EXERCISE: For the word "text", copy every line of the material that includes it.

LISTED RECORDS:
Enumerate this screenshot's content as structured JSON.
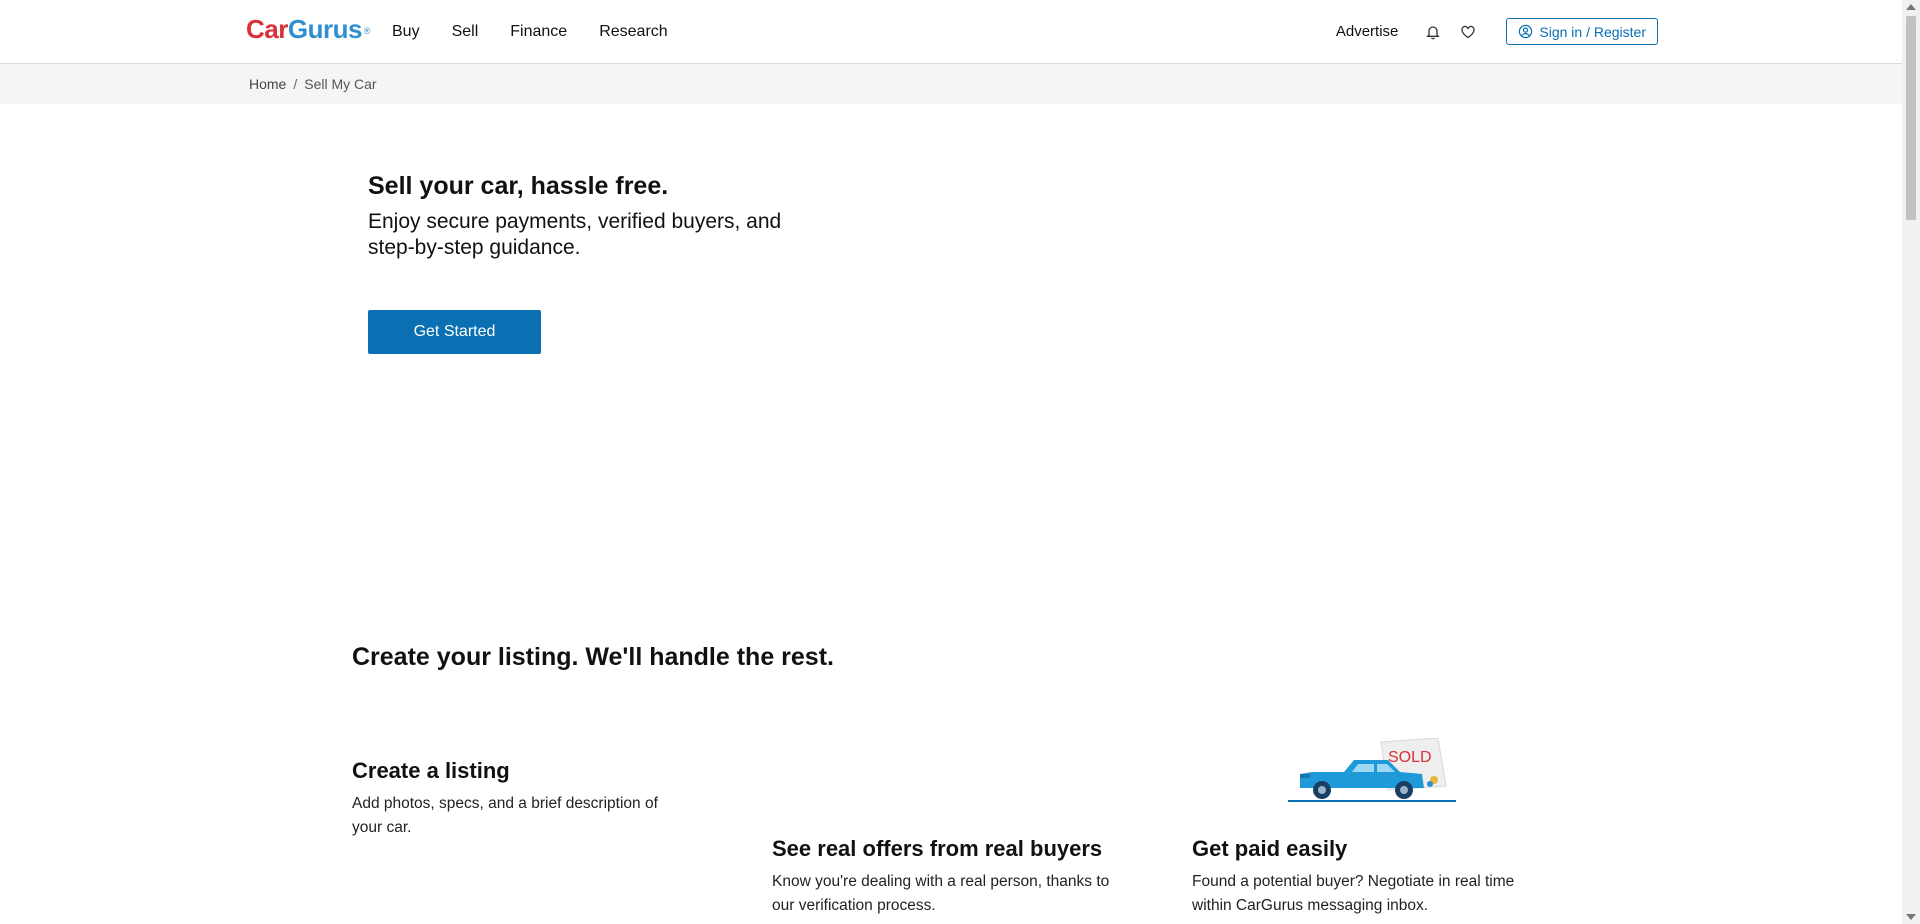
{
  "header": {
    "logo": {
      "part1": "Car",
      "part2": "Gurus",
      "mark": "®"
    },
    "nav": [
      "Buy",
      "Sell",
      "Finance",
      "Research"
    ],
    "advertise": "Advertise",
    "notifications_icon": "bell-icon",
    "favorites_icon": "heart-icon",
    "signin_label": "Sign in / Register",
    "signin_icon": "user-circle-icon"
  },
  "breadcrumb": {
    "home": "Home",
    "separator": "/",
    "current": "Sell My Car"
  },
  "hero": {
    "title": "Sell your car, hassle free.",
    "subtitle": "Enjoy secure payments, verified buyers, and step-by-step guidance.",
    "cta": "Get Started"
  },
  "how_it_works": {
    "title": "Create your listing. We'll handle the rest.",
    "steps": [
      {
        "title": "Create a listing",
        "text": "Add photos, specs, and a brief description of your car."
      },
      {
        "title": "See real offers from real buyers",
        "text": "Know you're dealing with a real person, thanks to our verification process."
      },
      {
        "title": "Get paid easily",
        "text": "Found a potential buyer? Negotiate in real time within CarGurus messaging inbox."
      }
    ],
    "illustration_sign": "SOLD"
  },
  "colors": {
    "brand_red": "#d9303a",
    "brand_blue": "#2f8fcf",
    "accent": "#0a6fb3",
    "breadcrumb_bg": "#f4f5f6"
  }
}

REPLY:
        "text": "Add photos, specs, and a brief description of your car."
        "text": "Know you're dealing with a real person, thanks to our verification process."
        "text": "Found a potential buyer? Negotiate in real time within CarGurus messaging inbox."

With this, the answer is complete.